On September 15, 2009, FDA licensed (approved) vaccines from four different manufacturers to protect against the 2009 H1N1 influenza virus. The Influenza A (H1N1) 2009 Monovalent vaccines are made from a single influenza virus strain that is an A/California/7/09-like virus.
FDA approved these vaccines as a strain change to each manufacturer’s seasonal influenza vaccine. There is considerable experience with seasonal influenza vaccine development and production, and influenza vaccines produced by this technology have a long and successful track record of safety and effectiveness in the United States. The Influenza A (H1N1) 2009 Monovalent vaccines will undergo the usual testing and lot release procedures that are in place for seasonal influenza vaccines.

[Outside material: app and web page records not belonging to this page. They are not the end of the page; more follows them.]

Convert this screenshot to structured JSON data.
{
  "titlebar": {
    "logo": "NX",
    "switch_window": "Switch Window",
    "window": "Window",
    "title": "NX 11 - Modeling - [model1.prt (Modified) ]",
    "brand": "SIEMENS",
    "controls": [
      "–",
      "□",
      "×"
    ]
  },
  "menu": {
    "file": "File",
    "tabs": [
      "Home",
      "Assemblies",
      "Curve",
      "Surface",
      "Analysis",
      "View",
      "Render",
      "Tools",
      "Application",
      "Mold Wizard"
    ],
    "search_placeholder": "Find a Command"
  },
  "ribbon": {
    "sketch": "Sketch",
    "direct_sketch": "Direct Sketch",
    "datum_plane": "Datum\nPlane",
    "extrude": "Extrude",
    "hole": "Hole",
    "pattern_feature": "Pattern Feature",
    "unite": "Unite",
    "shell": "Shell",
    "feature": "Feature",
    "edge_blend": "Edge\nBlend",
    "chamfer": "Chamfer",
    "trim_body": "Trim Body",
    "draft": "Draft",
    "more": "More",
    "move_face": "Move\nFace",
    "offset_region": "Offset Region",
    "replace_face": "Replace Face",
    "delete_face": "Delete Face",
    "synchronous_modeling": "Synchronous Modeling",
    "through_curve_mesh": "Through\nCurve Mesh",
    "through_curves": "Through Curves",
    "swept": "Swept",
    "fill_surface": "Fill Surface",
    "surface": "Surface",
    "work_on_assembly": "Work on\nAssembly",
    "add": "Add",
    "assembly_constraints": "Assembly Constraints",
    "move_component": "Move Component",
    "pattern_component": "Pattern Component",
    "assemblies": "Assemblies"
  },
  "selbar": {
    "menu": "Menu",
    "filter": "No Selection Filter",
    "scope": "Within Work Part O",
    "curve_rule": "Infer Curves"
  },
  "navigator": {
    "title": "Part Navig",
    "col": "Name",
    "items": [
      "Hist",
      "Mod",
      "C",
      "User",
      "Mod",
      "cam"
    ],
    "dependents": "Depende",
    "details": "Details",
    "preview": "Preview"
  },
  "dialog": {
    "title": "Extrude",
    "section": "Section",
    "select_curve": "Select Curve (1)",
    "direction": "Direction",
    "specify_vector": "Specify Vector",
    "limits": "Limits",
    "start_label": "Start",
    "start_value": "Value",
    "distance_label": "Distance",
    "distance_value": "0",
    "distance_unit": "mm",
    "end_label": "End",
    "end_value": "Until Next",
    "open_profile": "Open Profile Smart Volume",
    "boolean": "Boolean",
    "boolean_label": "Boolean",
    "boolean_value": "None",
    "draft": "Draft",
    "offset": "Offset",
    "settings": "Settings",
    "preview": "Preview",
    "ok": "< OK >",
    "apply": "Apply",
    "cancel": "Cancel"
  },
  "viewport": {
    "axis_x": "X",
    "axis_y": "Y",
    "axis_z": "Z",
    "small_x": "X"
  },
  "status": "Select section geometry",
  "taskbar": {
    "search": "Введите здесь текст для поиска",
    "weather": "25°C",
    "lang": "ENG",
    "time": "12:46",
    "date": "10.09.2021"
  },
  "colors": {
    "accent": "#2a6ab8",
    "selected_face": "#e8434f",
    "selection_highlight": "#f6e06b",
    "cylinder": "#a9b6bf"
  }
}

The expected side effects will be similar to those of the seasonal influenza vaccine, potentially including a mild fever, body aches, and fatigue for a few days after the vaccine, and soreness at the injection site. The most common side effects seen with administration of the nasal vaccine include runny nose or nasal congestion in recipients of all ages, fever more than 100 degrees Fahrenheit in children two to six years of age, and sore throat in adults. As with any medical product, serious adverse events may occur. People who have a severe (life-threatening) allergy to chicken eggs or to any other substance in the vaccine should not be vaccinated.
FDA and CDC will closely monitor the safety of the Influenza A (H1N1) 2009 vaccines. FDA is collaborating with CDC, HHS, and other government agencies to enhance the capacity for adverse event safety monitoring during and after the Influenza A (H1N1) 2009 vaccination program. Efforts are underway to establish a robust network to share information in real-time. The network will build on the well established Vaccine Adverse Event Reporting System and Vaccine Safety Datalink by integrating capabilities from the Department of Defense, the Department of Veterans Affairs, the Center for Medicare and Medicaid Services, State, Territorial, Tribal, and local public health and medical, and private sector healthcare entities. FDA is also engaged with international regulatory partners on pharmacovigilance planning efforts.
The purpose of the collaborations is to improve our ability to identify adverse events following receipt of the 2009 H1N1 monovalent vaccines and rapidly evaluate them to determine their significance.
CDC has posted information on its web site regarding H1N1 safety monitoring (http://www.cdc.gov/h1n1flu/vaccination/safety_planning.htm). The information outlines the objectives of the 2009 H1N1 monovalent vaccine safety monitoring response:
- Timely identification of clinically significant adverse events following receipt of 2009 H1N1 monovalent vaccine
- Rapid evaluation of serious adverse events after 2009 H1N1 monovalent vaccine to determine the public health importance
- Evaluation of the risk of Guillian-Barre syndrome (GBS) associated with the 2009 H1N1 monovalent vaccine.